Segment Start: Working data

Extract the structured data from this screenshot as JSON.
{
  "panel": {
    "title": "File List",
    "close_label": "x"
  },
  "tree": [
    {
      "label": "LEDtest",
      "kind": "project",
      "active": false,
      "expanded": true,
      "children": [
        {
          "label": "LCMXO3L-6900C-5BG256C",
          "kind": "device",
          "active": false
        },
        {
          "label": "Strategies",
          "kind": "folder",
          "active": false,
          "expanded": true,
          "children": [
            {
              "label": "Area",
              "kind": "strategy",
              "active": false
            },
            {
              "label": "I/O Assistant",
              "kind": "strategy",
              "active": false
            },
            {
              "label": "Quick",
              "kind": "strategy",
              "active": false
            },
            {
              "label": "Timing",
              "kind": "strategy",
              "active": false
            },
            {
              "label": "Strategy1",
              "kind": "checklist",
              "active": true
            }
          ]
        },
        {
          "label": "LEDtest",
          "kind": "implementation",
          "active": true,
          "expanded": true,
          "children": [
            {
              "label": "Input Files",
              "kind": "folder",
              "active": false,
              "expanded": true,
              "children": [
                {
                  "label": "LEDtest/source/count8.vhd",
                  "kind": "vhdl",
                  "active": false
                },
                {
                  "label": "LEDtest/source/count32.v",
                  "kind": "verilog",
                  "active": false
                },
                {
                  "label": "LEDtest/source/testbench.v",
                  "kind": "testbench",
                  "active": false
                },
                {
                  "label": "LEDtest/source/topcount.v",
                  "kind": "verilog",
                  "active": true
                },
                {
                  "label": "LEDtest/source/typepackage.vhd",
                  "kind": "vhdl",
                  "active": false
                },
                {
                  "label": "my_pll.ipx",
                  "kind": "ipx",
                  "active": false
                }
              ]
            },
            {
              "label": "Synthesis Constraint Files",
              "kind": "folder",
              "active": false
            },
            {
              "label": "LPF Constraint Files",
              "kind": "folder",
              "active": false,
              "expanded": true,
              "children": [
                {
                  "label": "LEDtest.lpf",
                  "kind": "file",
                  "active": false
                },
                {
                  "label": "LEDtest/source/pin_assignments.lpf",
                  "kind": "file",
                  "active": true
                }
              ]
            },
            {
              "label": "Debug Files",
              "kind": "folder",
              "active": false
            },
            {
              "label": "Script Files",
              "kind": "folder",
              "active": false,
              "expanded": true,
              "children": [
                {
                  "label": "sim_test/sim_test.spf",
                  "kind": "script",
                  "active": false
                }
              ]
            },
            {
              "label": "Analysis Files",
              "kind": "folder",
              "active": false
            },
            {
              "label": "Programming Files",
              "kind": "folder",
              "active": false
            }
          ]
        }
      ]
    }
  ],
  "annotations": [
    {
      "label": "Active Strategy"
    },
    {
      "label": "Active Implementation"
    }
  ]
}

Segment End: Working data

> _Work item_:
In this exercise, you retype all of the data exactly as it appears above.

> _Exercise answer_:
Extract the structured data from this screenshot as JSON.
{
  "panel": {
    "title": "File List",
    "close_label": "x"
  },
  "tree": [
    {
      "label": "LEDtest",
      "kind": "project",
      "active": false,
      "expanded": true,
      "children": [
        {
          "label": "LCMXO3L-6900C-5BG256C",
          "kind": "device",
          "active": false
        },
        {
          "label": "Strategies",
          "kind": "folder",
          "active": false,
          "expanded": true,
          "children": [
            {
              "label": "Area",
              "kind": "strategy",
              "active": false
            },
            {
              "label": "I/O Assistant",
              "kind": "strategy",
              "active": false
            },
            {
              "label": "Quick",
              "kind": "strategy",
              "active": false
            },
            {
              "label": "Timing",
              "kind": "strategy",
              "active": false
            },
            {
              "label": "Strategy1",
              "kind": "checklist",
              "active": true
            }
          ]
        },
        {
          "label": "LEDtest",
          "kind": "implementation",
          "active": true,
          "expanded": true,
          "children": [
            {
              "label": "Input Files",
              "kind": "folder",
              "active": false,
              "expanded": true,
              "children": [
                {
                  "label": "LEDtest/source/count8.vhd",
                  "kind": "vhdl",
                  "active": false
                },
                {
                  "label": "LEDtest/source/count32.v",
                  "kind": "verilog",
                  "active": false
                },
                {
                  "label": "LEDtest/source/testbench.v",
                  "kind": "testbench",
                  "active": false
                },
                {
                  "label": "LEDtest/source/topcount.v",
                  "kind": "verilog",
                  "active": true
                },
                {
                  "label": "LEDtest/source/typepackage.vhd",
                  "kind": "vhdl",
                  "active": false
                },
                {
                  "label": "my_pll.ipx",
                  "kind": "ipx",
                  "active": false
                }
              ]
            },
            {
              "label": "Synthesis Constraint Files",
              "kind": "folder",
              "active": false
            },
            {
              "label": "LPF Constraint Files",
              "kind": "folder",
              "active": false,
              "expanded": true,
              "children": [
                {
                  "label": "LEDtest.lpf",
                  "kind": "file",
                  "active": false
                },
                {
                  "label": "LEDtest/source/pin_assignments.lpf",
                  "kind": "file",
                  "active": true
                }
              ]
            },
            {
              "label": "Debug Files",
              "kind": "folder",
              "active": false
            },
            {
              "label": "Script Files",
              "kind": "folder",
              "active": false,
              "expanded": true,
              "children": [
                {
                  "label": "sim_test/sim_test.spf",
                  "kind": "script",
                  "active": false
                }
              ]
            },
            {
              "label": "Analysis Files",
              "kind": "folder",
              "active": false
            },
            {
              "label": "Programming Files",
              "kind": "folder",
              "active": false
            }
          ]
        }
      ]
    }
  ],
  "annotations": [
    {
      "label": "Active Strategy"
    },
    {
      "label": "Active Implementation"
    }
  ]
}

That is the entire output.